5,000

Secure regulations to require branding and obtain endorsements and commitment from all stakeholders to use the brand

308

Chapter 6 The 5-Year Immediate Action Plan

Years No. Project/Action 0 1 2 3 4 5

Cost In USD

Responsibility
assoc. (supporting agencies)

Success criteria and remarks

Remarks: Conduct intensive industry communications drive to instil the brand among all tourism institutions and businesses

Brand promotion Success criteria: Brand communication plan incorporated in budgets and business plans of tourism institutions Benchmarks: Brand communication plan adopted by workgroup and key stakeholders Remarks: The brand communication plan should be closely aligned with the overall marketing plan as well as actions of counterparts such as Brand Ghana Success criteria: brand promotion plan funded Benchmarks: an appropriate portion of the 1% levy allocated to brand promotion

Formulate a brand promotion plan

30,000

(i) GTA (lead) (ii) Ministry of Tourism (iii) Private sector (iv) Private sector assoc. (supporting agencies)

Secure funding for special brand promotion initiatives.

As per plan

(i) (ii)

GTA (lead) Ministry of Tourism

Apply the brand on existing tourism initiatives and materials, both public and private sectors

25,000

(i) (ii)

GTA (lead) Ministry of

Success criteria: brand applied to all official marketing materials

309

Chapter 6 The 5-Year Immediate Action Plan

Years No. Project/Action 0 1 2 3 4 5

Cost In USD

Responsibility
Tourism Private sector (iv) Private sector assoc. (iii) (supporting agencies) (i) (v) GTA (lead) Ministry of Tourism (vi) Private sector (vii) Private sector assoc. (supporting agencies)

Success criteria and remarks

Benchmarks: at least 60% of tourism operators applying the brand after three years Remarks: brand application should be approved by GTA Success criteria: Brand adequately reflected on all online channels Benchmarks: user participation (unique users, page views, likes, etc.) to reflect increased usage Remarks: The website and Facebook pages should be redesigned to reflect the brand and only one website address should be used Success criteria: brand applied to all corporate images of official tourism bodies Benchmarks: brand highly visible in official tourism organisations Remarks: brand application should be approved by GTA Success criteria: welcoming and interpretive signage applied at all major tourism sites

Improve online resources (see marketing) and apply the brand in web and social media marketing

40,000

(i) (ii) Apply the brand to the corporate imagery of the Ministry, GTA and other organizations (offices, stationary, vehicles, etc.) (iii) X X X X X 15,000

GTA (lead) Ministry of Tourism Private sector assoc. (supporting agencies) GTA (lead) Ministry of Tourism

Brand the major tourism sites and attractions with welcoming and interpretive brand signage

(i) X X X X X 100,000

310

Chapter 6 The 5-Year Immediate Action Plan

Years No. Project/Action 0 1 2 3 4 5

Cost In USD

Responsibility

Success criteria and remarks


Benchmarks: at least 60% of tourism sites properly branded after three years Remarks: Close cooperation will be required with Ministry of Culture, the Wildlife Authority and others brand Success criteria: domestic leisure travel increases substantially and tourism brand recognition is high among Ghanaians

(i) (ii) Launch a major domestic tourism promotion drive to infuse the brand values and a leisure travel culture among Ghanaians 300,000 p.a. = X X X X X 1,500, 000

GTA (lead) Ministry of Tourism (iii) Private sector (iv) Private sector assoc. (supporting agencies)

Benchmarks: Domestic leisure travel increases by at least 15% per annum Remarks: Integrate with overall marketing strategy.

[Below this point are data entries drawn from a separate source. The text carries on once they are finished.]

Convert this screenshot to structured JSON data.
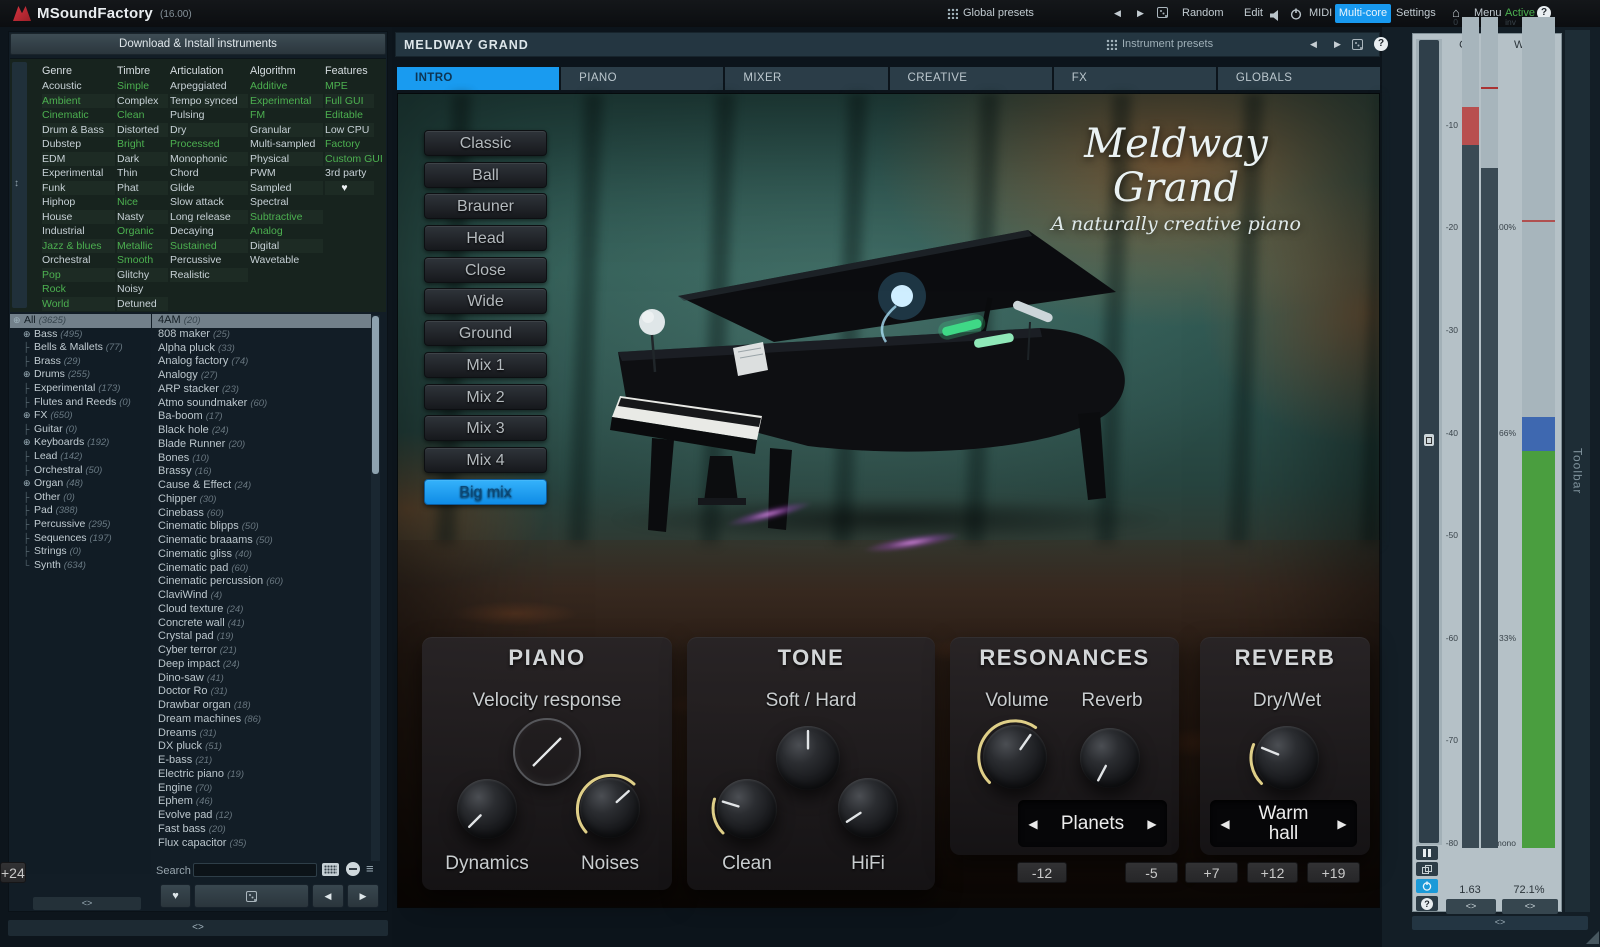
{
  "topbar": {
    "logo_text": "MSoundFactory",
    "version": "(16.00)",
    "global_presets": "Global presets",
    "random": "Random",
    "edit": "Edit",
    "midi": "MIDI",
    "multicore": "Multi-core",
    "settings": "Settings",
    "menu": "Menu",
    "active": "Active",
    "help": "?"
  },
  "browser": {
    "install_button": "Download & Install instruments",
    "search_label": "Search",
    "filters": {
      "genre": {
        "header": "Genre",
        "items": [
          {
            "label": "Acoustic",
            "state": "off"
          },
          {
            "label": "Ambient",
            "state": "on"
          },
          {
            "label": "Cinematic",
            "state": "on"
          },
          {
            "label": "Drum & Bass",
            "state": "off"
          },
          {
            "label": "Dubstep",
            "state": "off"
          },
          {
            "label": "EDM",
            "state": "off"
          },
          {
            "label": "Experimental",
            "state": "off"
          },
          {
            "label": "Funk",
            "state": "off"
          },
          {
            "label": "Hiphop",
            "state": "off"
          },
          {
            "label": "House",
            "state": "off"
          },
          {
            "label": "Industrial",
            "state": "off"
          },
          {
            "label": "Jazz & blues",
            "state": "on"
          },
          {
            "label": "Orchestral",
            "state": "off"
          },
          {
            "label": "Pop",
            "state": "on"
          },
          {
            "label": "Rock",
            "state": "on"
          },
          {
            "label": "World",
            "state": "on"
          }
        ]
      },
      "timbre": {
        "header": "Timbre",
        "items": [
          {
            "label": "Simple",
            "state": "on"
          },
          {
            "label": "Complex",
            "state": "off"
          },
          {
            "label": "Clean",
            "state": "on"
          },
          {
            "label": "Distorted",
            "state": "off"
          },
          {
            "label": "Bright",
            "state": "on"
          },
          {
            "label": "Dark",
            "state": "off"
          },
          {
            "label": "Thin",
            "state": "off"
          },
          {
            "label": "Phat",
            "state": "off"
          },
          {
            "label": "Nice",
            "state": "on"
          },
          {
            "label": "Nasty",
            "state": "off"
          },
          {
            "label": "Organic",
            "state": "on"
          },
          {
            "label": "Metallic",
            "state": "on"
          },
          {
            "label": "Smooth",
            "state": "on"
          },
          {
            "label": "Glitchy",
            "state": "off"
          },
          {
            "label": "Noisy",
            "state": "off"
          },
          {
            "label": "Detuned",
            "state": "off"
          }
        ]
      },
      "articulation": {
        "header": "Articulation",
        "items": [
          {
            "label": "Arpeggiated",
            "state": "off"
          },
          {
            "label": "Tempo synced",
            "state": "off"
          },
          {
            "label": "Pulsing",
            "state": "off"
          },
          {
            "label": "Dry",
            "state": "off"
          },
          {
            "label": "Processed",
            "state": "on"
          },
          {
            "label": "Monophonic",
            "state": "off"
          },
          {
            "label": "Chord",
            "state": "off"
          },
          {
            "label": "Glide",
            "state": "off"
          },
          {
            "label": "Slow attack",
            "state": "off"
          },
          {
            "label": "Long release",
            "state": "off"
          },
          {
            "label": "Decaying",
            "state": "off"
          },
          {
            "label": "Sustained",
            "state": "on"
          },
          {
            "label": "Percussive",
            "state": "off"
          },
          {
            "label": "Realistic",
            "state": "off"
          }
        ]
      },
      "algorithm": {
        "header": "Algorithm",
        "items": [
          {
            "label": "Additive",
            "state": "on"
          },
          {
            "label": "Experimental",
            "state": "on"
          },
          {
            "label": "FM",
            "state": "on"
          },
          {
            "label": "Granular",
            "state": "off"
          },
          {
            "label": "Multi-sampled",
            "state": "off"
          },
          {
            "label": "Physical",
            "state": "off"
          },
          {
            "label": "PWM",
            "state": "off"
          },
          {
            "label": "Sampled",
            "state": "off"
          },
          {
            "label": "Spectral",
            "state": "off"
          },
          {
            "label": "Subtractive",
            "state": "on"
          },
          {
            "label": "Analog",
            "state": "on"
          },
          {
            "label": "Digital",
            "state": "off"
          },
          {
            "label": "Wavetable",
            "state": "off"
          }
        ]
      },
      "features": {
        "header": "Features",
        "items": [
          {
            "label": "MPE",
            "state": "on"
          },
          {
            "label": "Full GUI",
            "state": "on"
          },
          {
            "label": "Editable",
            "state": "on"
          },
          {
            "label": "Low CPU",
            "state": "off"
          },
          {
            "label": "Factory",
            "state": "on"
          },
          {
            "label": "Custom GUI",
            "state": "on"
          },
          {
            "label": "3rd party",
            "state": "off"
          },
          {
            "label": "♥",
            "state": "fav"
          }
        ]
      }
    },
    "tree": {
      "items": [
        {
          "prefix": "expand",
          "label": "All",
          "count": "(3625)",
          "state": "selected",
          "indent": 0
        },
        {
          "prefix": "expand",
          "label": "Bass",
          "count": "(495)",
          "state": "off",
          "indent": 1
        },
        {
          "prefix": "tee",
          "label": "Bells & Mallets",
          "count": "(77)",
          "state": "off",
          "indent": 1
        },
        {
          "prefix": "tee",
          "label": "Brass",
          "count": "(29)",
          "state": "off",
          "indent": 1
        },
        {
          "prefix": "expand",
          "label": "Drums",
          "count": "(255)",
          "state": "off",
          "indent": 1
        },
        {
          "prefix": "tee",
          "label": "Experimental",
          "count": "(173)",
          "state": "off",
          "indent": 1
        },
        {
          "prefix": "tee",
          "label": "Flutes and Reeds",
          "count": "(0)",
          "state": "off",
          "indent": 1
        },
        {
          "prefix": "expand",
          "label": "FX",
          "count": "(650)",
          "state": "off",
          "indent": 1
        },
        {
          "prefix": "tee",
          "label": "Guitar",
          "count": "(0)",
          "state": "off",
          "indent": 1
        },
        {
          "prefix": "expand",
          "label": "Keyboards",
          "count": "(192)",
          "state": "off",
          "indent": 1
        },
        {
          "prefix": "tee",
          "label": "Lead",
          "count": "(142)",
          "state": "off",
          "indent": 1
        },
        {
          "prefix": "tee",
          "label": "Orchestral",
          "count": "(50)",
          "state": "off",
          "indent": 1
        },
        {
          "prefix": "expand",
          "label": "Organ",
          "count": "(48)",
          "state": "off",
          "indent": 1
        },
        {
          "prefix": "tee",
          "label": "Other",
          "count": "(0)",
          "state": "off",
          "indent": 1
        },
        {
          "prefix": "tee",
          "label": "Pad",
          "count": "(388)",
          "state": "off",
          "indent": 1
        },
        {
          "prefix": "tee",
          "label": "Percussive",
          "count": "(295)",
          "state": "off",
          "indent": 1
        },
        {
          "prefix": "tee",
          "label": "Sequences",
          "count": "(197)",
          "state": "off",
          "indent": 1
        },
        {
          "prefix": "tee",
          "label": "Strings",
          "count": "(0)",
          "state": "off",
          "indent": 1
        },
        {
          "prefix": "end",
          "label": "Synth",
          "count": "(634)",
          "state": "off",
          "indent": 1
        }
      ]
    },
    "instruments": {
      "items": [
        {
          "label": "4AM",
          "count": "(20)",
          "state": "selected"
        },
        {
          "label": "808 maker",
          "count": "(25)",
          "state": "off"
        },
        {
          "label": "Alpha pluck",
          "count": "(33)",
          "state": "off"
        },
        {
          "label": "Analog factory",
          "count": "(74)",
          "state": "off"
        },
        {
          "label": "Analogy",
          "count": "(27)",
          "state": "off"
        },
        {
          "label": "ARP stacker",
          "count": "(23)",
          "state": "off"
        },
        {
          "label": "Atmo soundmaker",
          "count": "(60)",
          "state": "off"
        },
        {
          "label": "Ba-boom",
          "count": "(17)",
          "state": "off"
        },
        {
          "label": "Black hole",
          "count": "(24)",
          "state": "off"
        },
        {
          "label": "Blade Runner",
          "count": "(20)",
          "state": "off"
        },
        {
          "label": "Bones",
          "count": "(10)",
          "state": "off"
        },
        {
          "label": "Brassy",
          "count": "(16)",
          "state": "off"
        },
        {
          "label": "Cause & Effect",
          "count": "(24)",
          "state": "off"
        },
        {
          "label": "Chipper",
          "count": "(30)",
          "state": "off"
        },
        {
          "label": "Cinebass",
          "count": "(60)",
          "state": "off"
        },
        {
          "label": "Cinematic blipps",
          "count": "(50)",
          "state": "off"
        },
        {
          "label": "Cinematic braaams",
          "count": "(50)",
          "state": "off"
        },
        {
          "label": "Cinematic gliss",
          "count": "(40)",
          "state": "off"
        },
        {
          "label": "Cinematic pad",
          "count": "(60)",
          "state": "off"
        },
        {
          "label": "Cinematic percussion",
          "count": "(60)",
          "state": "off"
        },
        {
          "label": "ClaviWind",
          "count": "(4)",
          "state": "off"
        },
        {
          "label": "Cloud texture",
          "count": "(24)",
          "state": "off"
        },
        {
          "label": "Concrete wall",
          "count": "(41)",
          "state": "off"
        },
        {
          "label": "Crystal pad",
          "count": "(19)",
          "state": "off"
        },
        {
          "label": "Cyber terror",
          "count": "(21)",
          "state": "off"
        },
        {
          "label": "Deep impact",
          "count": "(24)",
          "state": "off"
        },
        {
          "label": "Dino-saw",
          "count": "(41)",
          "state": "off"
        },
        {
          "label": "Doctor Ro",
          "count": "(31)",
          "state": "off"
        },
        {
          "label": "Drawbar organ",
          "count": "(18)",
          "state": "off"
        },
        {
          "label": "Dream machines",
          "count": "(86)",
          "state": "off"
        },
        {
          "label": "Dreams",
          "count": "(31)",
          "state": "off"
        },
        {
          "label": "DX pluck",
          "count": "(51)",
          "state": "off"
        },
        {
          "label": "E-bass",
          "count": "(21)",
          "state": "off"
        },
        {
          "label": "Electric piano",
          "count": "(19)",
          "state": "off"
        },
        {
          "label": "Engine",
          "count": "(70)",
          "state": "off"
        },
        {
          "label": "Ephem",
          "count": "(46)",
          "state": "off"
        },
        {
          "label": "Evolve pad",
          "count": "(12)",
          "state": "off"
        },
        {
          "label": "Fast bass",
          "count": "(20)",
          "state": "off"
        },
        {
          "label": "Flux capacitor",
          "count": "(35)",
          "state": "off"
        }
      ]
    }
  },
  "instrument": {
    "title": "MELDWAY GRAND",
    "presets_label": "Instrument presets",
    "tabs": [
      {
        "label": "INTRO",
        "state": "on"
      },
      {
        "label": "PIANO",
        "state": "off"
      },
      {
        "label": "MIXER",
        "state": "off"
      },
      {
        "label": "CREATIVE",
        "state": "off"
      },
      {
        "label": "FX",
        "state": "off"
      },
      {
        "label": "GLOBALS",
        "state": "off"
      }
    ],
    "hero": {
      "title": "Meldway Grand",
      "subtitle": "A naturally creative piano"
    },
    "mic_buttons": [
      {
        "label": "Classic",
        "state": "off"
      },
      {
        "label": "Ball",
        "state": "off"
      },
      {
        "label": "Brauner",
        "state": "off"
      },
      {
        "label": "Head",
        "state": "off"
      },
      {
        "label": "Close",
        "state": "off"
      },
      {
        "label": "Wide",
        "state": "off"
      },
      {
        "label": "Ground",
        "state": "off"
      },
      {
        "label": "Mix 1",
        "state": "off"
      },
      {
        "label": "Mix 2",
        "state": "off"
      },
      {
        "label": "Mix 3",
        "state": "off"
      },
      {
        "label": "Mix 4",
        "state": "off"
      },
      {
        "label": "Big mix",
        "state": "on"
      }
    ],
    "panels": {
      "piano": {
        "title": "PIANO",
        "control": "Velocity response",
        "knob1": "Dynamics",
        "knob2": "Noises"
      },
      "tone": {
        "title": "TONE",
        "control": "Soft / Hard",
        "knob1": "Clean",
        "knob2": "HiFi"
      },
      "resonances": {
        "title": "RESONANCES",
        "knob1": "Volume",
        "knob2": "Reverb",
        "selector": "Planets"
      },
      "reverb": {
        "title": "REVERB",
        "knob1": "Dry/Wet",
        "selector": "Warm hall"
      }
    },
    "transpose": [
      {
        "label": "-12"
      },
      {
        "label": "-5"
      },
      {
        "label": "+7"
      },
      {
        "label": "+12"
      },
      {
        "label": "+19"
      },
      {
        "label": "+24"
      }
    ]
  },
  "meters": {
    "out_label": "Out",
    "out_scale": [
      {
        "label": "0"
      },
      {
        "label": "-10"
      },
      {
        "label": "-20"
      },
      {
        "label": "-30"
      },
      {
        "label": "-40"
      },
      {
        "label": "-50"
      },
      {
        "label": "-60"
      },
      {
        "label": "-70"
      },
      {
        "label": "-80"
      }
    ],
    "width_label": "Width",
    "width_scale": [
      {
        "label": "inv"
      },
      {
        "label": "100%"
      },
      {
        "label": "66%"
      },
      {
        "label": "33%"
      },
      {
        "label": "mono"
      }
    ],
    "out_value": "1.63",
    "width_value": "72.1%",
    "toolbar_label": "Toolbar"
  },
  "colors": {
    "accent_blue": "#199bf0",
    "filter_green": "#4cb050",
    "knob_arc": "#ead98e",
    "meter_green": "#4a9e3f",
    "meter_blue": "#3e68b0",
    "meter_red": "#b84f4f"
  }
}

Could include radio and print advertising, a travel program on local television, a PR drive, social media communications, etc. Such campaign should ideally be based on special price offers for Ghanaian families and expat residents, especially over weekends Success criteria: Arrivals from ECOWAS increase substantially and tourism brand recognition is high among ECOWAS travellers Benchmarks: Leisure travel from ECOWAS increases by at least

Launch regional brand promotion program

50,000 p.a. = X X X X 200,000

(i) (ii) (iii)

GTA (lead) Private sector Private sector assoc. (supporting

311

Chapter 6 The 5-Year Immediate Action Plan

Years No. Project/Action 0 1 2 3 4 5

Cost In USD</